Dallas Buyers Club is the true story about Ron Woodroof (McConaughey), a man who learned he was HIV Positive which led him to contract the AIDS virus. He ultimately told he has thirty days to live, which he first refutes, but then begs for the hospitals help. Due to the unwillingness of the hospital to help him, he begin to smuggle drugs from various places to get himself treated, but also helping out people in the community creating the (you guessed it) Dallas Buyers Club.
Naturally there is more to this story, much, much more. Including the development of Woodroof beginning to become an integral part of the AIDS community, which is completely different from the character the film opens with, him indulging himself in sex with two other females whilst watching some ongoing rodeo metres away from him. He also drinks and does drug. I mean, loveable character, right?

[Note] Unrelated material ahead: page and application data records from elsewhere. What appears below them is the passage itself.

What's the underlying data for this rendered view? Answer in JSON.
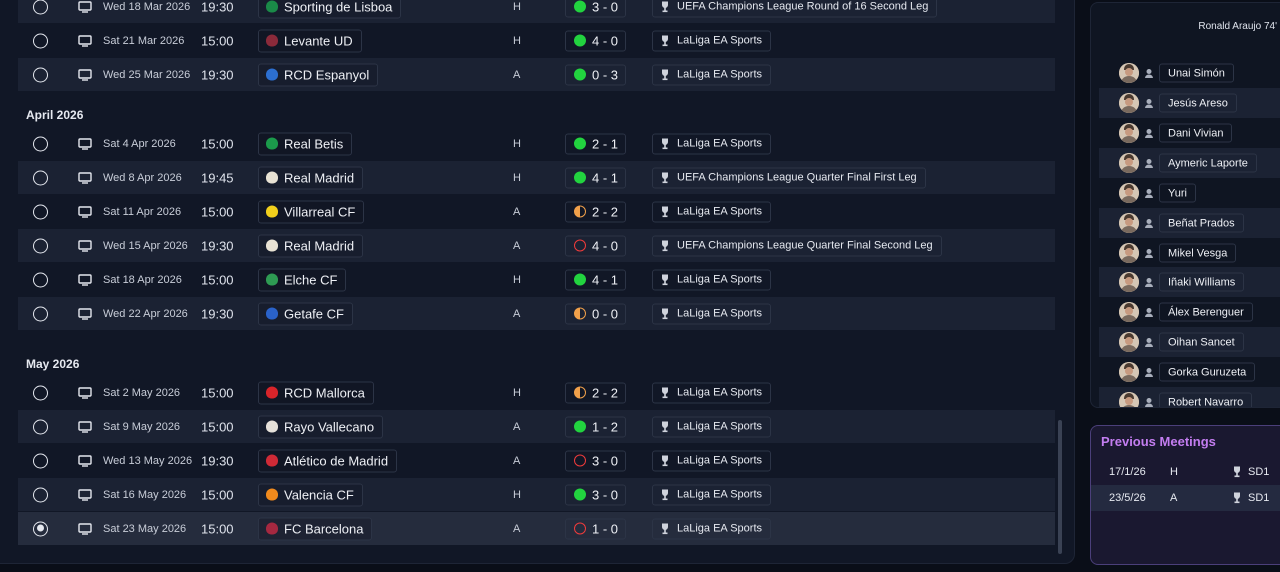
{
  "months": [
    {
      "label": "April 2026"
    },
    {
      "label": "May 2026"
    }
  ],
  "fixtures": [
    {
      "date": "Wed 18 Mar 2026",
      "time": "19:30",
      "team": "Sporting de Lisboa",
      "crest": "#1a8a48",
      "venue": "H",
      "result": "win",
      "score": "3 - 0",
      "competition": "UEFA Champions League Round of 16  Second Leg",
      "selected": false
    },
    {
      "date": "Sat 21 Mar 2026",
      "time": "15:00",
      "team": "Levante UD",
      "crest": "#8b2a3a",
      "venue": "H",
      "result": "win",
      "score": "4 - 0",
      "competition": "LaLiga EA Sports",
      "selected": false
    },
    {
      "date": "Wed 25 Mar 2026",
      "time": "19:30",
      "team": "RCD Espanyol",
      "crest": "#2c6fd1",
      "venue": "A",
      "result": "win",
      "score": "0 - 3",
      "competition": "LaLiga EA Sports",
      "selected": false
    },
    {
      "date": "Sat 4 Apr 2026",
      "time": "15:00",
      "team": "Real Betis",
      "crest": "#1b9a4b",
      "venue": "H",
      "result": "win",
      "score": "2 - 1",
      "competition": "LaLiga EA Sports",
      "selected": false
    },
    {
      "date": "Wed 8 Apr 2026",
      "time": "19:45",
      "team": "Real Madrid",
      "crest": "#e8e2d4",
      "venue": "H",
      "result": "win",
      "score": "4 - 1",
      "competition": "UEFA Champions League Quarter Final First Leg",
      "selected": false
    },
    {
      "date": "Sat 11 Apr 2026",
      "time": "15:00",
      "team": "Villarreal CF",
      "crest": "#f2d01c",
      "venue": "A",
      "result": "draw",
      "score": "2 - 2",
      "competition": "LaLiga EA Sports",
      "selected": false
    },
    {
      "date": "Wed 15 Apr 2026",
      "time": "19:30",
      "team": "Real Madrid",
      "crest": "#e8e2d4",
      "venue": "A",
      "result": "loss",
      "score": "4 - 0",
      "competition": "UEFA Champions League Quarter Final Second Leg",
      "selected": false
    },
    {
      "date": "Sat 18 Apr 2026",
      "time": "15:00",
      "team": "Elche CF",
      "crest": "#2e9b53",
      "venue": "H",
      "result": "win",
      "score": "4 - 1",
      "competition": "LaLiga EA Sports",
      "selected": false
    },
    {
      "date": "Wed 22 Apr 2026",
      "time": "19:30",
      "team": "Getafe CF",
      "crest": "#2a62c9",
      "venue": "A",
      "result": "draw",
      "score": "0 - 0",
      "competition": "LaLiga EA Sports",
      "selected": false
    },
    {
      "date": "Sat 2 May 2026",
      "time": "15:00",
      "team": "RCD Mallorca",
      "crest": "#d8242a",
      "venue": "H",
      "result": "draw",
      "score": "2 - 2",
      "competition": "LaLiga EA Sports",
      "selected": false
    },
    {
      "date": "Sat 9 May 2026",
      "time": "15:00",
      "team": "Rayo Vallecano",
      "crest": "#e6e1da",
      "venue": "A",
      "result": "win",
      "score": "1 - 2",
      "competition": "LaLiga EA Sports",
      "selected": false
    },
    {
      "date": "Wed 13 May 2026",
      "time": "19:30",
      "team": "Atlético de Madrid",
      "crest": "#cf2a36",
      "venue": "A",
      "result": "loss",
      "score": "3 - 0",
      "competition": "LaLiga EA Sports",
      "selected": false
    },
    {
      "date": "Sat 16 May 2026",
      "time": "15:00",
      "team": "Valencia CF",
      "crest": "#f08a1d",
      "venue": "H",
      "result": "win",
      "score": "3 - 0",
      "competition": "LaLiga EA Sports",
      "selected": false
    },
    {
      "date": "Sat 23 May 2026",
      "time": "15:00",
      "team": "FC Barcelona",
      "crest": "#a52840",
      "venue": "A",
      "result": "loss",
      "score": "1 - 0",
      "competition": "LaLiga EA Sports",
      "selected": true
    }
  ],
  "lineup": {
    "scorer": "Ronald Araujo 74'",
    "players": [
      "Unai Simón",
      "Jesús Areso",
      "Dani Vivian",
      "Aymeric Laporte",
      "Yuri",
      "Beñat Prados",
      "Mikel Vesga",
      "Iñaki Williams",
      "Álex Berenguer",
      "Oihan Sancet",
      "Gorka Guruzeta",
      "Robert Navarro"
    ]
  },
  "previous_meetings": {
    "title": "Previous Meetings",
    "rows": [
      {
        "date": "17/1/26",
        "venue": "H",
        "competition": "SD1"
      },
      {
        "date": "23/5/26",
        "venue": "A",
        "competition": "SD1"
      }
    ]
  },
  "colors": {
    "win": "#22d33f",
    "loss": "#ef3b3b",
    "draw": "#f0a04a",
    "accent": "#c37df0"
  }
}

It’s fair to say there is nothing likeable about this character we meet. He is a homophobic, cheap, no-good hustler. Although I must admit his attitude of “ain’t nothin’ out there that can kill fuckin’ Ron Woodroof in 30 days” is incredible. After waking up in the hospital again, Ron meets Rayon (Jared Leto – his first appearance in a film for five years) who plays a transvestite, which is remarkable, because honestly, I could not recognise Jared Leto at first. I’ve always admired Jared Leto’s work and this is no different, if not better which explains why the man is up for an academy award.
If you didn’t know, during the 1980s the AIDS virus was very new and very unknown virus during this era, so for Jean Marc-Vallèe to capture what it must have been like for a AIDS victim to go through during this time was, I feel, key to this film. Even Ron falls victim to this as his friends all abandon him and go to extents to not even touch him as they become scared they’ll contract it.

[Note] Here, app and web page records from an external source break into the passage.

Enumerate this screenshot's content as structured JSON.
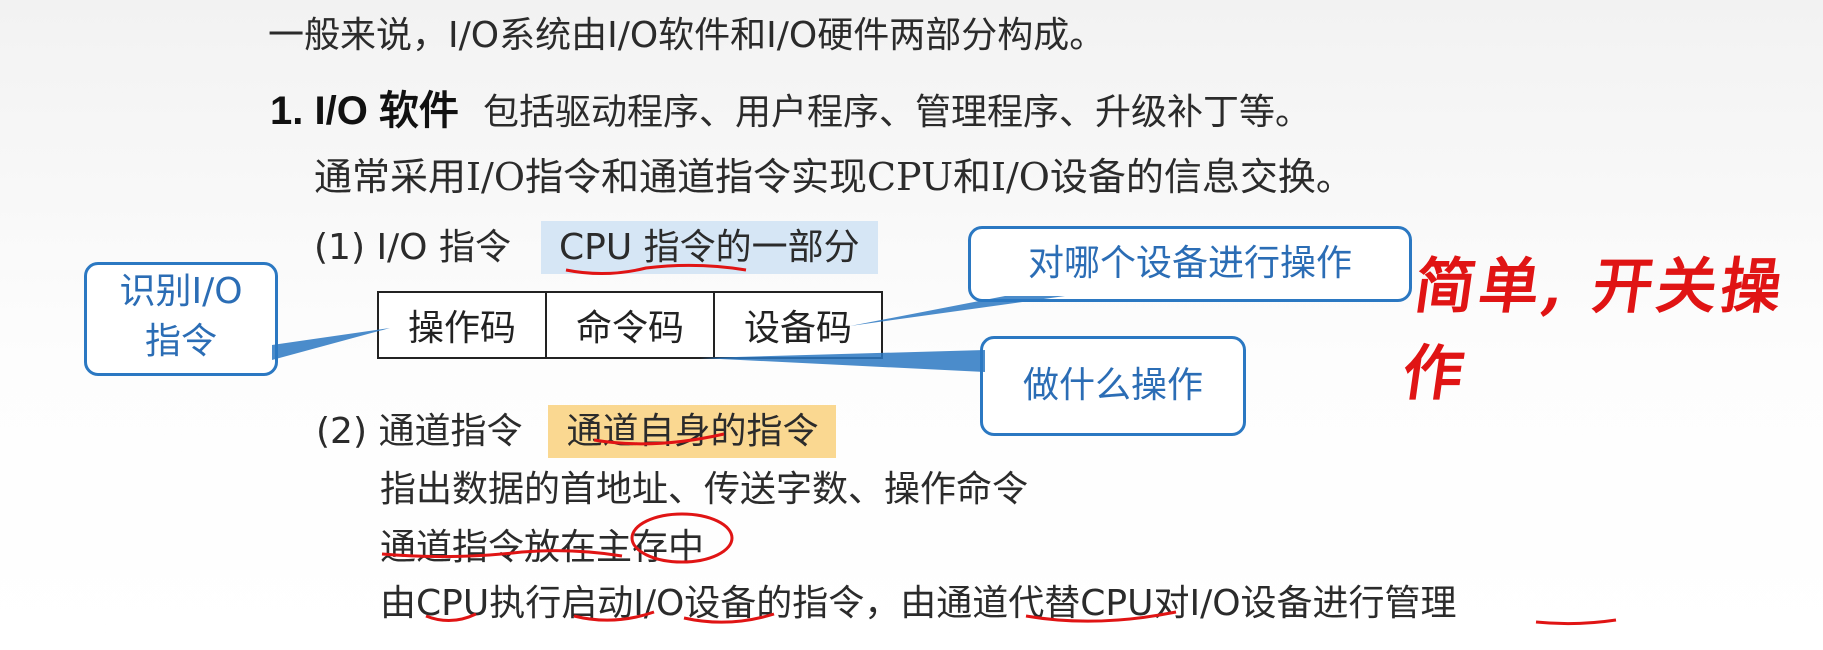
{
  "intro": "一般来说，I/O系统由I/O软件和I/O硬件两部分构成。",
  "section1": {
    "number_title": "1. I/O 软件",
    "desc": "包括驱动程序、用户程序、管理程序、升级补丁等。"
  },
  "serif_line": "通常采用I/O指令和通道指令实现CPU和I/O设备的信息交换。",
  "io_instruction": {
    "label": "(1) I/O 指令",
    "highlight": "CPU 指令的一部分",
    "format": [
      "操作码",
      "命令码",
      "设备码"
    ]
  },
  "callouts": {
    "identify": "识别I/O\n指令",
    "device": "对哪个设备进行操作",
    "operation": "做什么操作"
  },
  "handwriting": "简单, 开关操作",
  "channel_instruction": {
    "label": "(2) 通道指令",
    "highlight": "通道自身的指令",
    "details": [
      "指出数据的首地址、传送字数、操作命令",
      "通道指令放在主存中",
      "由CPU执行启动I/O设备的指令，由通道代替CPU对I/O设备进行管理"
    ]
  },
  "colors": {
    "callout_border": "#2b78c2",
    "callout_text": "#2b6db5",
    "blue_highlight": "#d6e6f5",
    "yellow_highlight": "#fad891",
    "ink_red": "#e01414"
  }
}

Rayon and Ron eventually strike up a partnership and begin the Dallas Buyers Club, helping AIDS victims and as the film progresses, the character of Ron changes. This partnership with Rayon eventually turns into a friendship that Ron treasures which is evident in the latter stages of the film. But also, the perception of Ron changes, from this cheap hustler, to this man who has found a new life near the end of his own. Which is magnified by one of my favourite scenes from the film, the butterflies in the room.
This film being the biopic it is, is very dialogue-heavy considering the subject matter. However, the performances from McConaughey and Leto are remarkable and it works for the lengthy dialogue that happens during film. Even more remarkable, due to being character with AIDS, Leto and McConaughey both lost a lot of weight to play their roles, which is alway interesting in the extents actors and actresses go through to fit their roles, just like Christian Bale’s The Machinist and Emile Hirsch’s Chris McCandless.

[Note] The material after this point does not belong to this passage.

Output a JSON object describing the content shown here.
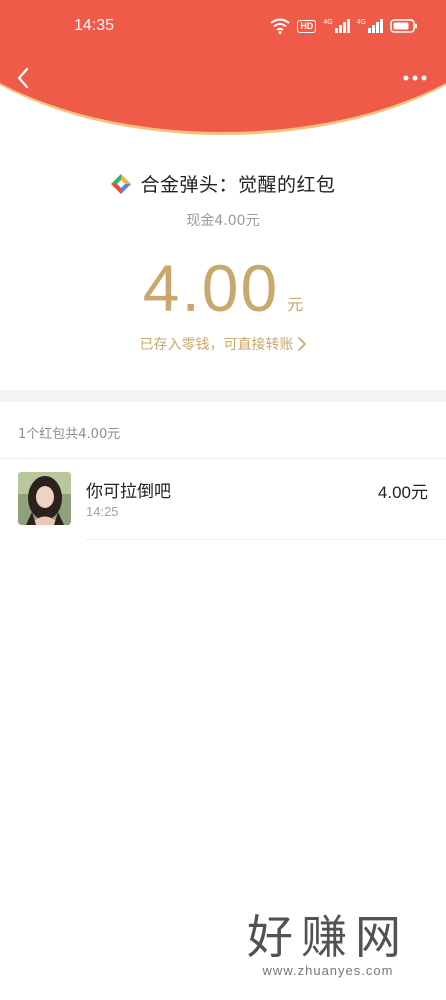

This film is excellent in all honesty, because of the excellent performances from the leads, especially McConaughey, the capturing of a 1985 Dallas landscape including the homophobic nature of people around Ron Woodroof and AIDS sufferers. The sole driving force of this film is the performances from Leto and McConaughey as they keep the film flowing but also intriguing. There are some excellent shots, I thought, but with the nature of the film, it was always going to be the performances that shine throughout.